We take judicial notice, as a matter of common knowledge (see Hoosac Tunnel & Wilmington R.R. v. New England Power Co., 311 Mass. 667 , 671 ), that most students complete high school at the age of seventeen or eighteen. Taking notice also of G. L. c. 90, Section 8B, which provides that a student cannot obtain a learner's permit until he is at least sixteen, it is clear that there is a period of no more than two years during which most students can take on-the-road driver education training at the school. If they had waited out the completion of the judicial process they had instituted, the opportunity for such training would have passed them by. Having in mind the importance attributed by young people to obtaining a driver's license and given such time constraints, the plaintiffs were operating under a disadvantage serious enough to permit the conclusion that their payments were not voluntary. Compare Marconi Wireless Tel. Co. of America v. Commonwealth, 218 Mass. 558 , 562 (1914), reversed in part sub nom. Cheney Bros. v. Commonwealth, 246 U.S. 147 (1918); McRae v. Pope, 311 Mass. at 507-508; Kirchner v. Pittsfield, 312 Mass. at 345-346.
This case resembles B & B Amusement Enterprises, Inc. v. Boston, 297 Mass. 307 (1937). In both, the sum in question was paid for a service the defendant was under a duty to provide. As a practical matter, the plaintiffs in both cases were obliged to submit to the defendants' demands for payment or forgo benefits to which they were entitled. Accordingly, the plaintiffs here, as was the plaintiff in B & B Amusement, were "justified in taking the course which [they] did take as the simplest way out of the difficulty, and . . . [they] were not bound first to resort to litigation in order to avoid the imputation of having paid voluntarily." Id. at 308. The plaintiffs are not prevented from obtaining relief because by paying the fees they complied with the law as interpreted by the city.
Compare Marconi Wireless Tel. Co. of America v. Commonwealth, 218 Mass. at 563.
However, as alluded to earlier in this opinion, the judgment must be changed as to form. As it stands, payment is to be made in full to the three named plaintiffs and no reference is made to its eventual distribution to the members of the class. The judgment is to be vacated and a new judgment entered providing for the distribution to each member of the class who qualifies therefor of his or her pro rata share, as such amount is computed after the payment of attorney's fees and expenses and for the return to the defendant of any unclaimed amount. The precise form of the judgment is to be settled in the Superior Court after affording the parties an opportunity to be heard.

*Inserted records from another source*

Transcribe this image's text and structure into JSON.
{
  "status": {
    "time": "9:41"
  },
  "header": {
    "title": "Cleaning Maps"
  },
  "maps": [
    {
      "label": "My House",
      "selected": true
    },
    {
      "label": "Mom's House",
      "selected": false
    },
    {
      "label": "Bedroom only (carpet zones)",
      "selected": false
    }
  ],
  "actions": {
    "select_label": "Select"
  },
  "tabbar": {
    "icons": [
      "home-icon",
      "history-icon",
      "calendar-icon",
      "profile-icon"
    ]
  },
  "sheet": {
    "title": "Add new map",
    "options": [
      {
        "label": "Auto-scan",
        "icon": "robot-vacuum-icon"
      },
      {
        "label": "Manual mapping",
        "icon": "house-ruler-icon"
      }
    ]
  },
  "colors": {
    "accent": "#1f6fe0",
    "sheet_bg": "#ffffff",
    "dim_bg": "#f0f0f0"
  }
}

[Note 1] The other named plaintiffs were Rose Johnson and Harold B. Bonaparte. The action was brought on behalf of a class, certified by the judge, that was composed of some 1,234 members.